## [Extracted information]
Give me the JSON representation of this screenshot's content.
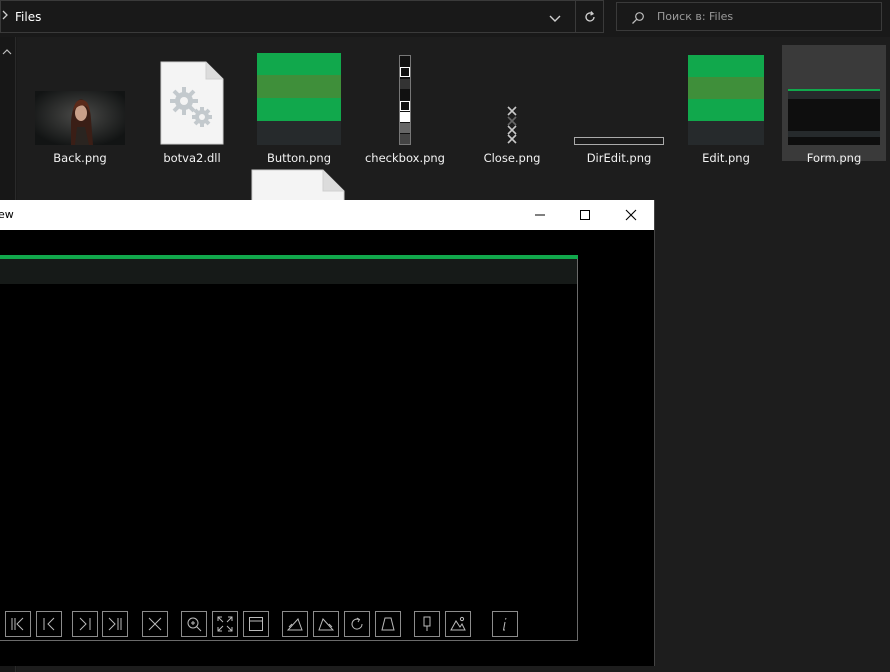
{
  "explorer": {
    "breadcrumb": "Files",
    "search_placeholder": "Поиск в: Files"
  },
  "files": [
    {
      "name": "Back.png"
    },
    {
      "name": "botva2.dll"
    },
    {
      "name": "Button.png"
    },
    {
      "name": "checkbox.png"
    },
    {
      "name": "Close.png"
    },
    {
      "name": "DirEdit.png"
    },
    {
      "name": "Edit.png"
    },
    {
      "name": "Form.png"
    }
  ],
  "preview": {
    "title": "ew"
  },
  "colors": {
    "accent_green": "#11a84c",
    "bg_dark": "#191919",
    "selected": "#3a3a3a"
  }
}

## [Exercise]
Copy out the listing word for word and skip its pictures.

## [Answer section]
Give me the JSON representation of this screenshot's content.
{
  "explorer": {
    "breadcrumb": "Files",
    "search_placeholder": "Поиск в: Files"
  },
  "files": [
    {
      "name": "Back.png"
    },
    {
      "name": "botva2.dll"
    },
    {
      "name": "Button.png"
    },
    {
      "name": "checkbox.png"
    },
    {
      "name": "Close.png"
    },
    {
      "name": "DirEdit.png"
    },
    {
      "name": "Edit.png"
    },
    {
      "name": "Form.png"
    }
  ],
  "preview": {
    "title": "ew"
  },
  "colors": {
    "accent_green": "#11a84c",
    "bg_dark": "#191919",
    "selected": "#3a3a3a"
  }
}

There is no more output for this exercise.